Transportation systems cause some of the most invasive sources of noise in the environment. Highway traffic noise is a leading source of noise throughout urban and rural environments. The National Environmental Policy Act (NEPA) of 1969 has broad authority and responsibility to Federal agencies for evaluating and mitigating adverse environmental effects, including traffic and construction noise. The Federal Highway Administration (FHWA) has developed and implemented several regulations for the analysis and mitigation of traffic noise in Federal-aid highway projects in response to the Federal-Aid Highway Act of 1970. The regulations require the following during the planning and design of a highway project:
1. Identification of highway traffic noise impacts

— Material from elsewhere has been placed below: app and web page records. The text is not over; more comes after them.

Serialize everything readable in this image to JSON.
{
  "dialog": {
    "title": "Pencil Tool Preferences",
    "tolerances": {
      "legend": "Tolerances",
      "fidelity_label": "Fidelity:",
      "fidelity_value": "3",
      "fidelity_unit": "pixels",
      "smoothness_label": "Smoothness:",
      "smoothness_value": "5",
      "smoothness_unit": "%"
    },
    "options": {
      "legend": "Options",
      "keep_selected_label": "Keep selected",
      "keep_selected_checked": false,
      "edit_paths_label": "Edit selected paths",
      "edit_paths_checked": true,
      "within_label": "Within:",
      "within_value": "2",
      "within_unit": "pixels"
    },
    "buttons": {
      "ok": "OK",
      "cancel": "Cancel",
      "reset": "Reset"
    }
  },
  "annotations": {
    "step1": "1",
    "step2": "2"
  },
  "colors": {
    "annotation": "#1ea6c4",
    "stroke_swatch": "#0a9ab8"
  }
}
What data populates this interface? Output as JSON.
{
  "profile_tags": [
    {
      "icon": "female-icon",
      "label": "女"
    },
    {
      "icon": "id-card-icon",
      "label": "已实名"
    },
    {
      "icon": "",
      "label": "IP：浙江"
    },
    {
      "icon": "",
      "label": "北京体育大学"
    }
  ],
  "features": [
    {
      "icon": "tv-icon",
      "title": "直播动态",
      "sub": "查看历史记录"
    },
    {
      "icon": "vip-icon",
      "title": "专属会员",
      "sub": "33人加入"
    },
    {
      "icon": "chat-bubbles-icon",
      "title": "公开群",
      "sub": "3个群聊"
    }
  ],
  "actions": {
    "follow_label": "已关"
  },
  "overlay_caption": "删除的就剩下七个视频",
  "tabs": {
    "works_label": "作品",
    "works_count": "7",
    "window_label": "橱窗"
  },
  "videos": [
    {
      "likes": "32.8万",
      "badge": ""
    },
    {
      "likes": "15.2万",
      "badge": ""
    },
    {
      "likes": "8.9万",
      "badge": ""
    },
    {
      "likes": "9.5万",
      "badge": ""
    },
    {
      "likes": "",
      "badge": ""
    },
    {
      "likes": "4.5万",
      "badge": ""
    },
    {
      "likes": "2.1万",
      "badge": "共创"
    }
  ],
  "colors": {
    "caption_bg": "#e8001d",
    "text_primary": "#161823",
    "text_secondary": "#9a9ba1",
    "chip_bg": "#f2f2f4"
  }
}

2. Examination of potential abatement measures
3. The incorporation of reasonable and feasible highway traffic noise abatement measure into the highway project
4. Coordination with local officials to provide helpful information on compatible land use planning and control
5. Identification and incorporation of necessary measures to abate construction noise
To perform an Analysis of Traffic Noise Impacts, the expected traffic noise impacts must be determined and analyzed. Noise impacts for projects on new alignments must be determined by field measurements. For projects on existing alignments, predict existing and design year traffic noise impacts. Highway traffic noise impacts occur when the predicted existing or future highway traffic noise levels approach or exceed the noise abatement criteria (NAC) or when predicted existing or future highway traffic noise levels substantially exceed the existing highway traffic noise level.
The most commonly used form of noise abatement are noise barriers. Noise barriers are the only form of abatement required for consideration on Federal or Federal-aid projects. Noise barriers are solid obstructions built between the highway and the noise receivers along the highway. Effective noise barriers are capable of cutting the loudness of traffic noise in half. Barriers can be in the form of earth berms, high, vertical barriers, or a combination of both.
HMB has provided Traffic Noise Impact studies on numerous transportation projects throughout the region. These studies are then used to design an effective noise barrier.